[Opening Data provided section]
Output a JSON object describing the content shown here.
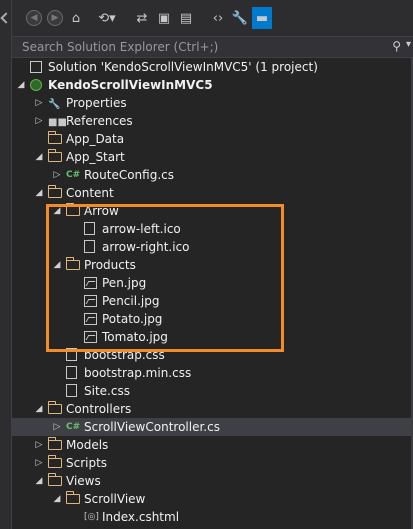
{
  "search": {
    "placeholder": "Search Solution Explorer (Ctrl+;)"
  },
  "toolbar": {
    "icons": [
      "back-icon",
      "forward-icon",
      "home-icon",
      "history-icon",
      "sync-icon",
      "collapse-all-icon",
      "show-all-files-icon",
      "view-code-icon",
      "properties-wrench-icon",
      "preview-pin-icon"
    ]
  },
  "tree": [
    {
      "label": "Solution 'KendoScrollViewInMVC5' (1 project)",
      "depth": 0,
      "icon": "solution-icon",
      "expander": ""
    },
    {
      "label": "KendoScrollViewInMVC5",
      "depth": 0,
      "icon": "web-project-icon",
      "expander": "open",
      "bold": true
    },
    {
      "label": "Properties",
      "depth": 1,
      "icon": "wrench-icon",
      "expander": "closed"
    },
    {
      "label": "References",
      "depth": 1,
      "icon": "references-icon",
      "expander": "closed"
    },
    {
      "label": "App_Data",
      "depth": 1,
      "icon": "folder-icon",
      "expander": ""
    },
    {
      "label": "App_Start",
      "depth": 1,
      "icon": "folder-icon",
      "expander": "open"
    },
    {
      "label": "RouteConfig.cs",
      "depth": 2,
      "icon": "csharp-file-icon",
      "expander": "closed"
    },
    {
      "label": "Content",
      "depth": 1,
      "icon": "folder-icon",
      "expander": "open"
    },
    {
      "label": "Arrow",
      "depth": 2,
      "icon": "folder-icon",
      "expander": "open"
    },
    {
      "label": "arrow-left.ico",
      "depth": 3,
      "icon": "ico-file-icon",
      "expander": ""
    },
    {
      "label": "arrow-right.ico",
      "depth": 3,
      "icon": "ico-file-icon",
      "expander": ""
    },
    {
      "label": "Products",
      "depth": 2,
      "icon": "folder-icon",
      "expander": "open"
    },
    {
      "label": "Pen.jpg",
      "depth": 3,
      "icon": "image-file-icon",
      "expander": ""
    },
    {
      "label": "Pencil.jpg",
      "depth": 3,
      "icon": "image-file-icon",
      "expander": ""
    },
    {
      "label": "Potato.jpg",
      "depth": 3,
      "icon": "image-file-icon",
      "expander": ""
    },
    {
      "label": "Tomato.jpg",
      "depth": 3,
      "icon": "image-file-icon",
      "expander": ""
    },
    {
      "label": "bootstrap.css",
      "depth": 2,
      "icon": "css-file-icon",
      "expander": ""
    },
    {
      "label": "bootstrap.min.css",
      "depth": 2,
      "icon": "css-file-icon",
      "expander": ""
    },
    {
      "label": "Site.css",
      "depth": 2,
      "icon": "css-file-icon",
      "expander": ""
    },
    {
      "label": "Controllers",
      "depth": 1,
      "icon": "folder-icon",
      "expander": "open"
    },
    {
      "label": "ScrollViewController.cs",
      "depth": 2,
      "icon": "csharp-file-icon",
      "expander": "closed",
      "selected": true
    },
    {
      "label": "Models",
      "depth": 1,
      "icon": "folder-icon",
      "expander": "closed"
    },
    {
      "label": "Scripts",
      "depth": 1,
      "icon": "folder-icon",
      "expander": "closed"
    },
    {
      "label": "Views",
      "depth": 1,
      "icon": "folder-icon",
      "expander": "open"
    },
    {
      "label": "ScrollView",
      "depth": 2,
      "icon": "folder-icon",
      "expander": "open"
    },
    {
      "label": "Index.cshtml",
      "depth": 3,
      "icon": "cshtml-file-icon",
      "expander": ""
    }
  ],
  "colors": {
    "background": "#252526",
    "highlight": "#f28c28",
    "selection": "#3f3f46",
    "accent": "#007acc"
  }
}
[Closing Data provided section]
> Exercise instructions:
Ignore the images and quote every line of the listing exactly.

> Answer to the exercise:
Output a JSON object describing the content shown here.
{
  "search": {
    "placeholder": "Search Solution Explorer (Ctrl+;)"
  },
  "toolbar": {
    "icons": [
      "back-icon",
      "forward-icon",
      "home-icon",
      "history-icon",
      "sync-icon",
      "collapse-all-icon",
      "show-all-files-icon",
      "view-code-icon",
      "properties-wrench-icon",
      "preview-pin-icon"
    ]
  },
  "tree": [
    {
      "label": "Solution 'KendoScrollViewInMVC5' (1 project)",
      "depth": 0,
      "icon": "solution-icon",
      "expander": ""
    },
    {
      "label": "KendoScrollViewInMVC5",
      "depth": 0,
      "icon": "web-project-icon",
      "expander": "open",
      "bold": true
    },
    {
      "label": "Properties",
      "depth": 1,
      "icon": "wrench-icon",
      "expander": "closed"
    },
    {
      "label": "References",
      "depth": 1,
      "icon": "references-icon",
      "expander": "closed"
    },
    {
      "label": "App_Data",
      "depth": 1,
      "icon": "folder-icon",
      "expander": ""
    },
    {
      "label": "App_Start",
      "depth": 1,
      "icon": "folder-icon",
      "expander": "open"
    },
    {
      "label": "RouteConfig.cs",
      "depth": 2,
      "icon": "csharp-file-icon",
      "expander": "closed"
    },
    {
      "label": "Content",
      "depth": 1,
      "icon": "folder-icon",
      "expander": "open"
    },
    {
      "label": "Arrow",
      "depth": 2,
      "icon": "folder-icon",
      "expander": "open"
    },
    {
      "label": "arrow-left.ico",
      "depth": 3,
      "icon": "ico-file-icon",
      "expander": ""
    },
    {
      "label": "arrow-right.ico",
      "depth": 3,
      "icon": "ico-file-icon",
      "expander": ""
    },
    {
      "label": "Products",
      "depth": 2,
      "icon": "folder-icon",
      "expander": "open"
    },
    {
      "label": "Pen.jpg",
      "depth": 3,
      "icon": "image-file-icon",
      "expander": ""
    },
    {
      "label": "Pencil.jpg",
      "depth": 3,
      "icon": "image-file-icon",
      "expander": ""
    },
    {
      "label": "Potato.jpg",
      "depth": 3,
      "icon": "image-file-icon",
      "expander": ""
    },
    {
      "label": "Tomato.jpg",
      "depth": 3,
      "icon": "image-file-icon",
      "expander": ""
    },
    {
      "label": "bootstrap.css",
      "depth": 2,
      "icon": "css-file-icon",
      "expander": ""
    },
    {
      "label": "bootstrap.min.css",
      "depth": 2,
      "icon": "css-file-icon",
      "expander": ""
    },
    {
      "label": "Site.css",
      "depth": 2,
      "icon": "css-file-icon",
      "expander": ""
    },
    {
      "label": "Controllers",
      "depth": 1,
      "icon": "folder-icon",
      "expander": "open"
    },
    {
      "label": "ScrollViewController.cs",
      "depth": 2,
      "icon": "csharp-file-icon",
      "expander": "closed",
      "selected": true
    },
    {
      "label": "Models",
      "depth": 1,
      "icon": "folder-icon",
      "expander": "closed"
    },
    {
      "label": "Scripts",
      "depth": 1,
      "icon": "folder-icon",
      "expander": "closed"
    },
    {
      "label": "Views",
      "depth": 1,
      "icon": "folder-icon",
      "expander": "open"
    },
    {
      "label": "ScrollView",
      "depth": 2,
      "icon": "folder-icon",
      "expander": "open"
    },
    {
      "label": "Index.cshtml",
      "depth": 3,
      "icon": "cshtml-file-icon",
      "expander": ""
    }
  ],
  "colors": {
    "background": "#252526",
    "highlight": "#f28c28",
    "selection": "#3f3f46",
    "accent": "#007acc"
  }
}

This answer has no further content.